Tian, Y., Woodcock, C.E., Wang, Y., Privette, J.L., Shabanov, N.V., Zhou, L., Zhang, Y., Buermann, W., Dong, J., Veikkanen, B. et al., 2002. Multiscale analysis and validation of the MODIS LAI product: I. Uncertainty assessment. Remote Sensing of Environment, 83(3): 414-430.[URL]

Verhoef, W., 1984. Light scattering by leaf layers with application to canopy reflectance modeling : the SAIL Model. Remote Sens. Environ., 16: 125-141 [URL]

Verhoef, W., 1985. Earth observation modeling based on layer scattering matrices. Remote Sens. Environ., 17: 165-178 [URL]

Vermote, E.F., Tanré, D., Deuzé, J.L., Herman, M. and Morcrette, J.J., 1997. Second simulation of the satellite signal in the solar spectrum, 6S: an overview. IEEE Trans. Geosc. Remote Sens., 35(3): 675-686 [URL]

Weiss, M., Baret, F., Garrigues, S. and Lacaze, R., 2007. LAI and fAPAR CYCLOPES global products derived from VEGETATION. Part 2: validation and comparison with MODIS collection 4 products. Remote Sensing of Environment, 110(3): 317-331. [URL]

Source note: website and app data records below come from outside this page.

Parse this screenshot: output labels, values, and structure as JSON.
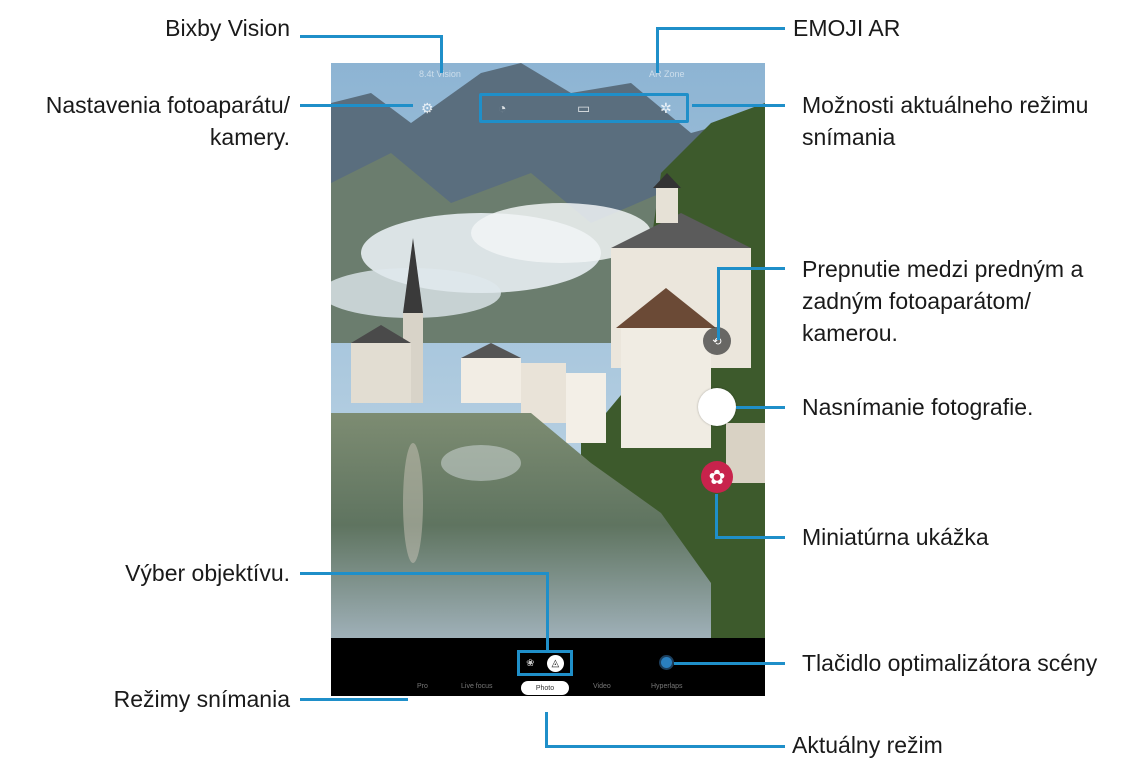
{
  "callouts": {
    "bixby_vision": "Bixby Vision",
    "emoji_ar": "EMOJI AR",
    "camera_settings_line1": "Nastavenia fotoaparátu/",
    "camera_settings_line2": "kamery.",
    "mode_options_line1": "Možnosti aktuálneho režimu",
    "mode_options_line2": "snímania",
    "switch_camera_line1": "Prepnutie medzi predným a",
    "switch_camera_line2": "zadným fotoaparátom/",
    "switch_camera_line3": "kamerou.",
    "take_picture": "Nasnímanie fotografie.",
    "preview_thumbnail": "Miniatúrna ukážka",
    "lens_selection": "Výber objektívu.",
    "scene_optimizer": "Tlačidlo optimalizátora scény",
    "shooting_modes": "Režimy snímania",
    "current_mode": "Aktuálny režim"
  },
  "screen": {
    "status_left": "8.4t  Vision",
    "status_right": "AR Zone",
    "modes": [
      "Pro",
      "Live focus",
      "Photo",
      "Video",
      "Hyperlaps"
    ],
    "current_mode": "Photo"
  },
  "icons": {
    "settings": "gear-icon",
    "timer": "timer-icon",
    "ratio": "aspect-ratio-icon",
    "filter": "sparkle-filter-icon",
    "switch_camera": "switch-camera-icon",
    "shutter": "shutter-button",
    "thumbnail": "flower-thumbnail-icon",
    "lens_wide": "wide-lens-icon",
    "lens_normal": "normal-lens-icon",
    "scene_optimizer": "scene-optimizer-icon"
  },
  "colors": {
    "accent": "#1f8fc9",
    "thumbnail": "#c8234c",
    "bar": "#000000"
  }
}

Yang, W., Tan, B., Huang, D., Rautiniainen, M., Shabanov, N.V., Wang, Y., Privette, J.L., Huemmrich, K.E., Fensholt, R., Sandholt, I. et al., 2006. MODIS leaf area index products: from validation to algorithm improvement. IEEE Trans. Geosc. Remote Sens., 44(7): 1885-1898 [URL]